Moreover, the ongoing war in the Middle East continues to overshadow government business: aptly demonstrated when, after his speech, a member of the media asked about the conflict between Israel and Hamas and the UK’s response to it.
That is not to say that AI will not have a significant impact on British politics – we only have to look to the recent deepfake audio recordings of the Labour leader that circulated online at the beginning of his party conference to see how elections could be impacted.
In his speech, Mr Sunak claimed he was “doing the right thing, not the easy thing” on dealing with AI – but with the cost of living crisis continuing to plague British households and war in the Middle East, how much will the public sit up and take note?
Next week’s AI Safety Summit at Bletchley Park, home of Britain’s Second World War codebreakers, will see other world leaders and tech bosses unite to discuss how the technology should be regulated.
It will focus on the misuse of it, such as to carry out cyberattacks or develop bioweapons, and the threats posed by the loss of control of AI.
Talks will also cover its impact on wider society, such as in elections.

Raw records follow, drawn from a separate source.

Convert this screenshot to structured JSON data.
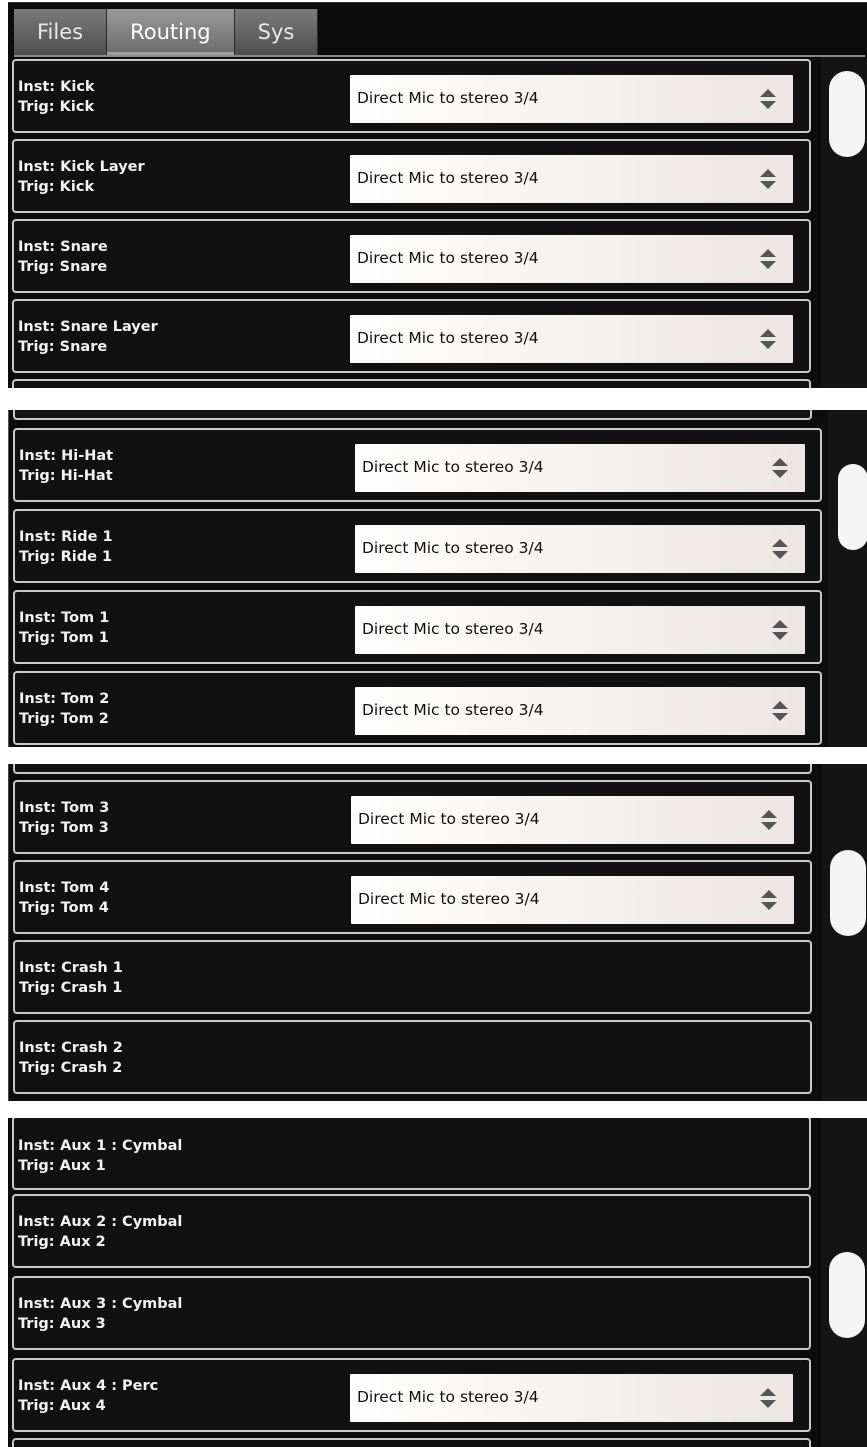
{
  "tabs": [
    {
      "label": "Files",
      "active": false
    },
    {
      "label": "Routing",
      "active": true
    },
    {
      "label": "Sys",
      "active": false
    }
  ],
  "routing_options": {
    "default": "Direct Mic to stereo 3/4"
  },
  "panel1": {
    "rows": [
      {
        "inst": "Inst: Kick",
        "trig": "Trig: Kick",
        "route": "Direct Mic to stereo 3/4"
      },
      {
        "inst": "Inst: Kick Layer",
        "trig": "Trig: Kick",
        "route": "Direct Mic to stereo 3/4"
      },
      {
        "inst": "Inst: Snare",
        "trig": "Trig: Snare",
        "route": "Direct Mic to stereo 3/4"
      },
      {
        "inst": "Inst: Snare Layer",
        "trig": "Trig: Snare",
        "route": "Direct Mic to stereo 3/4"
      }
    ]
  },
  "panel2": {
    "rows": [
      {
        "inst": "Inst: Hi-Hat",
        "trig": "Trig: Hi-Hat",
        "route": "Direct Mic to stereo 3/4"
      },
      {
        "inst": "Inst: Ride 1",
        "trig": "Trig: Ride 1",
        "route": "Direct Mic to stereo 3/4"
      },
      {
        "inst": "Inst: Tom 1",
        "trig": "Trig: Tom 1",
        "route": "Direct Mic to stereo 3/4"
      },
      {
        "inst": "Inst: Tom 2",
        "trig": "Trig: Tom 2",
        "route": "Direct Mic to stereo 3/4"
      }
    ]
  },
  "panel3": {
    "rows": [
      {
        "inst": "Inst: Tom 3",
        "trig": "Trig: Tom 3",
        "route": "Direct Mic to stereo 3/4"
      },
      {
        "inst": "Inst: Tom 4",
        "trig": "Trig: Tom 4",
        "route": "Direct Mic to stereo 3/4"
      },
      {
        "inst": "Inst: Crash 1",
        "trig": "Trig: Crash 1",
        "route": ""
      },
      {
        "inst": "Inst: Crash 2",
        "trig": "Trig: Crash 2",
        "route": ""
      }
    ]
  },
  "panel4": {
    "rows": [
      {
        "inst": "Inst: Aux 1 : Cymbal",
        "trig": "Trig: Aux 1",
        "route": ""
      },
      {
        "inst": "Inst: Aux 2 : Cymbal",
        "trig": "Trig: Aux 2",
        "route": ""
      },
      {
        "inst": "Inst: Aux 3 : Cymbal",
        "trig": "Trig: Aux 3",
        "route": ""
      },
      {
        "inst": "Inst: Aux 4 : Perc",
        "trig": "Trig: Aux 4",
        "route": "Direct Mic to stereo 3/4"
      }
    ]
  },
  "icons": {
    "dropdown": "up-down-spinner-icon"
  },
  "colors": {
    "background": "#0c0c0c",
    "row_border": "#c9c9c9",
    "text": "#f2f2f2",
    "dropdown_bg": "#f4f1ee",
    "scroll_thumb": "#f5f5f5"
  }
}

Mr Sunak defended inviting China to the summit, despite criticism from some on his own backbenches, saying it was “not an easy decision… but I do believe it is the right thing”.
The prime minister added: “China is unquestionably the world’s second AI power behind the US, that’s just a fact.
“And AI doesn’t respect borders, so if you are seriously trying to address this issue, it is right to try and engage with AI’s leading powers.”
Sunak must make concrete decisions on AI approach
Rishi Sunak’s government is determined to be seen as a leading force in artificial intelligence and next week’s summit at Bletchley Park is the prime opportunity for them to do it.
But it is not enough to tell us that the benefits of AI need to be balanced with the risks.
To make clear where the UK government stands on AI, we need officials to explain how they are going to prioritise these benefits and the value system they will use to evaluate the safety risks.
Mr Sunak has announced an AI safety institute that will evaluate new types of AI so we know what the models are capable of, but we still don’t know how much power this institute will have to influence government decision-making based on its findings.
The EU is leading the way in terms of regulation, with its draft AI act that is currently going through a legislative process – meanwhile the UK’s white paper, published in March, suggests the government hopes to adopt a more light-touch approach.
But if the country is to be a tech superpower by 2023 as Sunak has pledged, concrete decisions need to be made.
Mr Sunak has already met several leading figures working in AI development, including the bosses of ChatGPT creator OpenAI and UK-based Google DeepMind.
Thursday’s paper, which includes assessments from UK intelligence agencies, will form part of the discussions.
Technology Secretary Michelle Donelan will open the summit next Wednesday, 1 November.